At the moment, it’s 136 degree days in Iran, 120 degree days in India, thawing permafrost in Greenland. It’s the Bramble Cay melomys, a small rodent that lived only on a few coral islands in the Great Barrier Reef, extinct as of June 2016. It’s the remarkable but temporary upsurge in cephalopod populations in the world’s oceans. It’s my neighbor in suburban Michigan raking his front walk using a giant, gas-powered hairdryer. It’s the SUV holding steady as the most popular car in America. It’s the assassination of Berta Cáceres, the indigenous Honduran environmental rights activist, by a US-installed right-wing government. It’s the divestment movement. It’s #exxonknew.
Last year it was rail-thin polar bears moving south and mating with grizzlies to make bigger, tougher bears. It was mad mitigation hypotheticals about filling the sky with nanites to block out the sun a la Highlander II. It was tar sands. It was migratory bridges built for animals to cross highways in Europe. It was butterfly dieoffs. It was coral bleaching, ocean dead spots.
And these, of course, are only what I’ve heard about, from here in my comfortably passive-cooled, solar-paneled, hundred year old house in the water-rich, temperate (though momentarily droughted) Great Lakes State.
What I want to know is, what am I missing? What am I isolated from? What will it be like in a year? In two years? In five? Who will we be paying for the mistakes we’re still making today? What will get us to stop, and what flavor of too late will it be?

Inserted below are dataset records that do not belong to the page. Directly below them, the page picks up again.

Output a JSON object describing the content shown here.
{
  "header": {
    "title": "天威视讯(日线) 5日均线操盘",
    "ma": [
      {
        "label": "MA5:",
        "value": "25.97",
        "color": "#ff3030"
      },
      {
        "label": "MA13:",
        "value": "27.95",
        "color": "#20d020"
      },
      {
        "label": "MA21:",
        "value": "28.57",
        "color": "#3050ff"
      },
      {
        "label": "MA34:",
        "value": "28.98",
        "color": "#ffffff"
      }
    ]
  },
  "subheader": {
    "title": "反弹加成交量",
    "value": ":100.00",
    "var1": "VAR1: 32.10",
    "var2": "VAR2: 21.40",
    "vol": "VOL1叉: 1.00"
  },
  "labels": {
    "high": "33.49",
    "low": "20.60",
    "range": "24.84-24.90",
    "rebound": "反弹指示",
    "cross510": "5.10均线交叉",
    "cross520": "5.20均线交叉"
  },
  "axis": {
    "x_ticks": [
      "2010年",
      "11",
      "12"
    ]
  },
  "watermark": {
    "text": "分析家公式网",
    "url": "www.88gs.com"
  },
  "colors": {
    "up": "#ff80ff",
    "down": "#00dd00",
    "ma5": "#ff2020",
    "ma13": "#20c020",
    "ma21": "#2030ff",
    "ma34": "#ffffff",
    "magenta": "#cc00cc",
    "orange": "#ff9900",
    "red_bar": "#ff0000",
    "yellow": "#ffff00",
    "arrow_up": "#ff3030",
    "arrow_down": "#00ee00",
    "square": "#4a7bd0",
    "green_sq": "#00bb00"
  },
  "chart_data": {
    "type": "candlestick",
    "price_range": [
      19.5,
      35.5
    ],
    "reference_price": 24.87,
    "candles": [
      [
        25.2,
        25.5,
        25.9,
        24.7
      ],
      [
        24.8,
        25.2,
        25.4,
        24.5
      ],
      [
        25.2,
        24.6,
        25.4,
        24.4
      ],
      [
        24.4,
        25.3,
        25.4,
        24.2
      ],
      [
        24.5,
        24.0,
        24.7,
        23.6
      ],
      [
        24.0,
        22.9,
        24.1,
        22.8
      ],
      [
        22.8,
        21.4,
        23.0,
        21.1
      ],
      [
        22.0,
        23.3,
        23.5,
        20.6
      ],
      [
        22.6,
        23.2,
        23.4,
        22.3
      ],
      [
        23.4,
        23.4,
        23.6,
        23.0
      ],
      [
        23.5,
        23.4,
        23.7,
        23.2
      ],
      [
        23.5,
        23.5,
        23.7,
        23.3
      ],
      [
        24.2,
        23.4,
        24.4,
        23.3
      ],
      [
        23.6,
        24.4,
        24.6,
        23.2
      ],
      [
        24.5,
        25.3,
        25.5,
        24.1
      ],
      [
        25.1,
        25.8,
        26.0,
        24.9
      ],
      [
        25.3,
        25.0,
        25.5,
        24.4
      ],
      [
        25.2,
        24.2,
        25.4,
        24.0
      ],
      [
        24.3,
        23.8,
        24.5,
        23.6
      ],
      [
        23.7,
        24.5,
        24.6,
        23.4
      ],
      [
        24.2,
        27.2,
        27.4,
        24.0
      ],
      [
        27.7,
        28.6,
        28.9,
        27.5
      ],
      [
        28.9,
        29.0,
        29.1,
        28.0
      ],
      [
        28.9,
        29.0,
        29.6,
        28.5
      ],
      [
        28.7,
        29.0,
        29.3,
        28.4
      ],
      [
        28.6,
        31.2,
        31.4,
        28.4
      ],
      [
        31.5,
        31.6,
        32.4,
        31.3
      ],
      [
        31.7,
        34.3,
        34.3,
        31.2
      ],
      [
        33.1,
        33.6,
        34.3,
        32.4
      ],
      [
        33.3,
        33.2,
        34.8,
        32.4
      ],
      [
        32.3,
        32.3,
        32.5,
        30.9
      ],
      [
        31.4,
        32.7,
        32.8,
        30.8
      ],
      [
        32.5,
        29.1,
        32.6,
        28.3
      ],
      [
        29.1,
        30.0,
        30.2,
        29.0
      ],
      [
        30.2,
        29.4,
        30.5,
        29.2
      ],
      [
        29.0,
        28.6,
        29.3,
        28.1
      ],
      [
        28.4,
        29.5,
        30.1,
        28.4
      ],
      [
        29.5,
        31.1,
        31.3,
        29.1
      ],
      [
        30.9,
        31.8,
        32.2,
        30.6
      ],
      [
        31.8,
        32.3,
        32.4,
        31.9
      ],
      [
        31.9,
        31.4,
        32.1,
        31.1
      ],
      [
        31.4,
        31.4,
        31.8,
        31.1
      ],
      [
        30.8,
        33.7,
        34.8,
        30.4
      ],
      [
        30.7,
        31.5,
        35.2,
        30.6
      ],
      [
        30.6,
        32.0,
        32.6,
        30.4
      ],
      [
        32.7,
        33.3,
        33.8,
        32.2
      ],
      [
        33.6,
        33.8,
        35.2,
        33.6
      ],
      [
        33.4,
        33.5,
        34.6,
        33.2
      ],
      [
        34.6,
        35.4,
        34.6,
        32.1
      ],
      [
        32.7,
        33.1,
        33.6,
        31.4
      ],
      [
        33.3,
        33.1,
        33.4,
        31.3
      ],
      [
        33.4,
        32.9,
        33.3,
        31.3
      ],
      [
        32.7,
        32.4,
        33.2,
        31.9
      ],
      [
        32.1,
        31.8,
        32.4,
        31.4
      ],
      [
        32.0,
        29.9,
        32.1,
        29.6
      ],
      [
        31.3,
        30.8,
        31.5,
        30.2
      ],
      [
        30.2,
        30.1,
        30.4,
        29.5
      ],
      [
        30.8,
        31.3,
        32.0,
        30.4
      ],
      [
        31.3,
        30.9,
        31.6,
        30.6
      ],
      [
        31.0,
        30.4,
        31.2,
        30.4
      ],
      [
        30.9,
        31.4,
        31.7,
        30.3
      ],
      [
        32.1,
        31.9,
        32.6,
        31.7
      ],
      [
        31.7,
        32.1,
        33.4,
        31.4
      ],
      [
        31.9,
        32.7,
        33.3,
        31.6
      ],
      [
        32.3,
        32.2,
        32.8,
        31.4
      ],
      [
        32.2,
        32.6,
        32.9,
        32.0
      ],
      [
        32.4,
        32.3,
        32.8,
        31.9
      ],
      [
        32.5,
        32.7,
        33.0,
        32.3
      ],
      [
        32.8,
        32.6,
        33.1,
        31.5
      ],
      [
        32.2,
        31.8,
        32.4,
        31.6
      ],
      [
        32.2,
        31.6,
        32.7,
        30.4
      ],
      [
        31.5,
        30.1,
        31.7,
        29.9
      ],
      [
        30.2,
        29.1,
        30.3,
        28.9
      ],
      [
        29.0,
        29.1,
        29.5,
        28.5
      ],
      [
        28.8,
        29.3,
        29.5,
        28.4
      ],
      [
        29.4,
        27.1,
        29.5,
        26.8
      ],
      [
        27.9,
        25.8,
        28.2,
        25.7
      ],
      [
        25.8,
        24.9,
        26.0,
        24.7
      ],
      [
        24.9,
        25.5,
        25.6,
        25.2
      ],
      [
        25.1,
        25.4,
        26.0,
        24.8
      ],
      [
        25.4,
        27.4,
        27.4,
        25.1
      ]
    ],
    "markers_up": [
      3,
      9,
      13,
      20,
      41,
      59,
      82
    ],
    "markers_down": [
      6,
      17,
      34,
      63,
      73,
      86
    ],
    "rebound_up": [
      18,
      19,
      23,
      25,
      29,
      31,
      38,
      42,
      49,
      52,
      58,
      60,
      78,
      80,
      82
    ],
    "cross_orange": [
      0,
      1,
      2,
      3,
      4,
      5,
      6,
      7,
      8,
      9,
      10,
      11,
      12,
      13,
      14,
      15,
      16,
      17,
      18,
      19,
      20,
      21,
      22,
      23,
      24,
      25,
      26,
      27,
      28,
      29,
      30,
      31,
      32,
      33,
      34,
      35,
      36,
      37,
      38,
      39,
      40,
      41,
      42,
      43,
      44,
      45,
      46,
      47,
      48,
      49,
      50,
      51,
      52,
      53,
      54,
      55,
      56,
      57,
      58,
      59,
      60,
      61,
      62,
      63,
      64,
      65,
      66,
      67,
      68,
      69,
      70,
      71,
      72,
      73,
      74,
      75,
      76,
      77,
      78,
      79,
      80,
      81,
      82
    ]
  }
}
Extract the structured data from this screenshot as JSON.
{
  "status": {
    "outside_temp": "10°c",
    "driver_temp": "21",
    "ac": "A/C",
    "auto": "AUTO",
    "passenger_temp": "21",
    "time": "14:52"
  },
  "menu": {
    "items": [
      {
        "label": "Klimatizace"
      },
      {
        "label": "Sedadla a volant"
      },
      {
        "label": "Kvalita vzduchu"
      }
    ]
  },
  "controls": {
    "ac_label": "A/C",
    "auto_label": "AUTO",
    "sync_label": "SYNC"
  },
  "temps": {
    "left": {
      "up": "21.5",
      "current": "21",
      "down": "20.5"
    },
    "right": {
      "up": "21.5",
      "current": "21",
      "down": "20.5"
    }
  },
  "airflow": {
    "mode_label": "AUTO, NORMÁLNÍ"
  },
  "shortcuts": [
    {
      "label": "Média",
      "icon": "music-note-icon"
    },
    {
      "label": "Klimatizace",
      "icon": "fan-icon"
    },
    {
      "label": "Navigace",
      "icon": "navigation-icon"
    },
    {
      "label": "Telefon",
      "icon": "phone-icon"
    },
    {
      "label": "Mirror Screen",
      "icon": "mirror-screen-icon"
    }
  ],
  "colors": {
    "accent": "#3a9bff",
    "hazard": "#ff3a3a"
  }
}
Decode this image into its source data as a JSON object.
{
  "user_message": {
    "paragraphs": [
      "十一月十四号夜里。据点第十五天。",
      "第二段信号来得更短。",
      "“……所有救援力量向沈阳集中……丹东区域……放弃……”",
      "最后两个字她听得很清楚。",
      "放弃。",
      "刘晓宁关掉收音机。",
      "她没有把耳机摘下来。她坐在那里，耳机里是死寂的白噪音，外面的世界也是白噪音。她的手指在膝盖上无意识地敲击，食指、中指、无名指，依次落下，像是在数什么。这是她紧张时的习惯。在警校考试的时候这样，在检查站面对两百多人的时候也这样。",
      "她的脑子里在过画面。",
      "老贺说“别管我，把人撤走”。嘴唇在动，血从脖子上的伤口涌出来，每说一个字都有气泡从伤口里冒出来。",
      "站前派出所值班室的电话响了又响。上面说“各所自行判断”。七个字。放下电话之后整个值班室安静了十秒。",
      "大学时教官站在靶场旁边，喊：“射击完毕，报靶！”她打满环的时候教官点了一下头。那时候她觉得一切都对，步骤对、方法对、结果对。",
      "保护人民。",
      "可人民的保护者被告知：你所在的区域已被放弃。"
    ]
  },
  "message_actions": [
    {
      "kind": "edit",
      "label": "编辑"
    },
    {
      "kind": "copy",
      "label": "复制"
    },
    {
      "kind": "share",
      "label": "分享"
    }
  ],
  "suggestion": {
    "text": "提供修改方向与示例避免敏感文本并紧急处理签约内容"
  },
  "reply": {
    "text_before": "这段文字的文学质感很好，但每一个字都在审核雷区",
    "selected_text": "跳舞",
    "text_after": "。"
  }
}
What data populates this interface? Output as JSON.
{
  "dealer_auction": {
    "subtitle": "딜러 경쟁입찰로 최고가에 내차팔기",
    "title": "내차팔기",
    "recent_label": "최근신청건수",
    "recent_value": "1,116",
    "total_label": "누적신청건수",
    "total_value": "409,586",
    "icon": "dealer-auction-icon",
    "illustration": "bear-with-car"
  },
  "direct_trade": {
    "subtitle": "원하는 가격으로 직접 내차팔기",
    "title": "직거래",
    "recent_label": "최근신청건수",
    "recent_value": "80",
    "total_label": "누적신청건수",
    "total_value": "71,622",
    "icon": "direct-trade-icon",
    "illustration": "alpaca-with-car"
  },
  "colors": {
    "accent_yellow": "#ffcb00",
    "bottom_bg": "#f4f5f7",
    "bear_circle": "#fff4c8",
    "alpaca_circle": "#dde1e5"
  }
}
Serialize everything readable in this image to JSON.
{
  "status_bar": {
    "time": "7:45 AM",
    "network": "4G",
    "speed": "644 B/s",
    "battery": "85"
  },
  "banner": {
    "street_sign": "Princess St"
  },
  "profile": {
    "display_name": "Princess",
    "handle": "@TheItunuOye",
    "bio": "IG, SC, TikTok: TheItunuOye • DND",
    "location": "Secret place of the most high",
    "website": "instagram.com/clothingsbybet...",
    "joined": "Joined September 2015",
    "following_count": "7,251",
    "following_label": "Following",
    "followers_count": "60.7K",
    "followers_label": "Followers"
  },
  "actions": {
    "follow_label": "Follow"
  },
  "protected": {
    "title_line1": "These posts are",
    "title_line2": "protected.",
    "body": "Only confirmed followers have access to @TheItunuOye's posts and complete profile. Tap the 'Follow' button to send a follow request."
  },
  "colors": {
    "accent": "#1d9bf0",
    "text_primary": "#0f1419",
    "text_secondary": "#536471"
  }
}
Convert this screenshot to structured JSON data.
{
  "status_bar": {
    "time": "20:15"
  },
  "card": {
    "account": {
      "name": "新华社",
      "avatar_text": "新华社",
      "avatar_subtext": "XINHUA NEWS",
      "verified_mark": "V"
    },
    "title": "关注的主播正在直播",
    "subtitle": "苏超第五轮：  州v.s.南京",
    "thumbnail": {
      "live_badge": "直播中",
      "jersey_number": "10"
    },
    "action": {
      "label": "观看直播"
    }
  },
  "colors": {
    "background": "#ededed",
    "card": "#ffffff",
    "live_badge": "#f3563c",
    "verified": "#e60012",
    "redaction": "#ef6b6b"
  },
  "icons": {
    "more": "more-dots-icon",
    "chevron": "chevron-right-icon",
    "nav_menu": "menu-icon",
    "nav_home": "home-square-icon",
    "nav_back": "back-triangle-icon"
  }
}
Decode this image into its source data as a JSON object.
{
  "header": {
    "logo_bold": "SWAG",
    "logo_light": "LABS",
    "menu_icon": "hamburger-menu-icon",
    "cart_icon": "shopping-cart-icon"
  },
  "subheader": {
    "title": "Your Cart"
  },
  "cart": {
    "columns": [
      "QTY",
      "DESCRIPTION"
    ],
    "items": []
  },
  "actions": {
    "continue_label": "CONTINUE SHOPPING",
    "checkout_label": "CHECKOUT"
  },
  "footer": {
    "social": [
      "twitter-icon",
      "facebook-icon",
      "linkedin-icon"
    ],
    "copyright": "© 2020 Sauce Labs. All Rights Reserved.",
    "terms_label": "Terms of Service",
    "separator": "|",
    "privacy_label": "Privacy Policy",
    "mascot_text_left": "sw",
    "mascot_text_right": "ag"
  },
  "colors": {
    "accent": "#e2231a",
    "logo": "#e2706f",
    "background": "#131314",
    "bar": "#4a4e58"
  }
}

This is one of the purposes I want Reckoning to serve: as a milestone, something I can look back to from the future and remember what we thought was going to happen, where we were wrong, what has disappeared and what has gotten worse, what has been saved and what has gotten better.